*YOUR TASK*. Among the entries, how many lines carry the string "Potensi"? Give the number and nothing else.

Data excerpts

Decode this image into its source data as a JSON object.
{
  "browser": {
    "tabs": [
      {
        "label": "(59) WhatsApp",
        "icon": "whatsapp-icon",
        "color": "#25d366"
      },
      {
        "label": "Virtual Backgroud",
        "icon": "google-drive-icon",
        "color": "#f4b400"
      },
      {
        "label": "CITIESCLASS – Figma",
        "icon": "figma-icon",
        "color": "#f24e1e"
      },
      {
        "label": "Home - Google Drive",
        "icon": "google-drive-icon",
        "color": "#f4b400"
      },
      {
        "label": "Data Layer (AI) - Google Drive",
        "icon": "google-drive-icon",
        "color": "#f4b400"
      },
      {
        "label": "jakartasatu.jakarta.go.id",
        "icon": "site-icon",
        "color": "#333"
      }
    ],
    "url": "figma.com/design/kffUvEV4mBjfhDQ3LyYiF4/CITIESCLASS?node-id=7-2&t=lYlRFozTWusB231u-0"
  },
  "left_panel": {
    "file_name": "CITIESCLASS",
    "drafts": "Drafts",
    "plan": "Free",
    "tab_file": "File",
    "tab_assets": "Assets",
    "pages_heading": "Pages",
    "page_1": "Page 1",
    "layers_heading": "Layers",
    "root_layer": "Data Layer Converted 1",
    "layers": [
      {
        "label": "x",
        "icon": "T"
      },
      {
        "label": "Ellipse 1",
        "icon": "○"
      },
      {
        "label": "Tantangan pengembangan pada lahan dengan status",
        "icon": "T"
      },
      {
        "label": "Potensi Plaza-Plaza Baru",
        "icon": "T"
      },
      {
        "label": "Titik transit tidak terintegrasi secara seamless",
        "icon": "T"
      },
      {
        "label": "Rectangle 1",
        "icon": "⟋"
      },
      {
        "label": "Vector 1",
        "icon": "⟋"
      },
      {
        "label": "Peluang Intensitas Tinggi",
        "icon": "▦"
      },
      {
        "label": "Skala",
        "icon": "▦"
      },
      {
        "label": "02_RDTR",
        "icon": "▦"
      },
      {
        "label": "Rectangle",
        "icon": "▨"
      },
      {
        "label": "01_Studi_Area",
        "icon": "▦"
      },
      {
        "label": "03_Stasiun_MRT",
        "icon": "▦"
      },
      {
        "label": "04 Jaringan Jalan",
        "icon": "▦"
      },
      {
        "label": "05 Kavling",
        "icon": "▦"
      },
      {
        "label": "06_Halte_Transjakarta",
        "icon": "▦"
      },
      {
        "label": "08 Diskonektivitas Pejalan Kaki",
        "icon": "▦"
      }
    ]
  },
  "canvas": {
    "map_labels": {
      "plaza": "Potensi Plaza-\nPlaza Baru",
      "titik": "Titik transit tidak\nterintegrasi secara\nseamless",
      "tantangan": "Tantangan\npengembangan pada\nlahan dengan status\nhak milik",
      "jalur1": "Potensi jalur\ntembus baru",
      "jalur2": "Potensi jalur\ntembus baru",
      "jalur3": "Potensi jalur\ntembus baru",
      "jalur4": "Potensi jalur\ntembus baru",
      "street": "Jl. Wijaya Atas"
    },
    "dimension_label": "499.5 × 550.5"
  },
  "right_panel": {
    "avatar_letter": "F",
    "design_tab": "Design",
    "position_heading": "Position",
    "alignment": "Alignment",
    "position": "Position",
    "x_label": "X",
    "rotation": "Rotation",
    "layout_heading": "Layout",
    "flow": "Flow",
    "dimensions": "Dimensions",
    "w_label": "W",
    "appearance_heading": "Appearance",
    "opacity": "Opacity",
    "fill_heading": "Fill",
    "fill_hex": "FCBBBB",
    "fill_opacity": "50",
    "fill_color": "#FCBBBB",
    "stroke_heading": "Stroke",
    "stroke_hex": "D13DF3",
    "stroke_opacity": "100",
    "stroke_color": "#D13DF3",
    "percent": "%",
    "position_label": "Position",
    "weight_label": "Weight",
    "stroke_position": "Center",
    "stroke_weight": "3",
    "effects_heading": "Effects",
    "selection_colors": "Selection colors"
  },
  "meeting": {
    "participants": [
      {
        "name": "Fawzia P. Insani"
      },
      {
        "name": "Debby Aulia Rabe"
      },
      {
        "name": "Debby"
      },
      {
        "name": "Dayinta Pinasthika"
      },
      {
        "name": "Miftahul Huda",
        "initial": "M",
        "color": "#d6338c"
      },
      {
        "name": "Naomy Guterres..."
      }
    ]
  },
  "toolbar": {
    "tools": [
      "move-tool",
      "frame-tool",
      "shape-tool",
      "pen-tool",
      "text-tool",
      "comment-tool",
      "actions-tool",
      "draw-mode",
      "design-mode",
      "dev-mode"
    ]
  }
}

*RESULT OF THIS TASK*. 6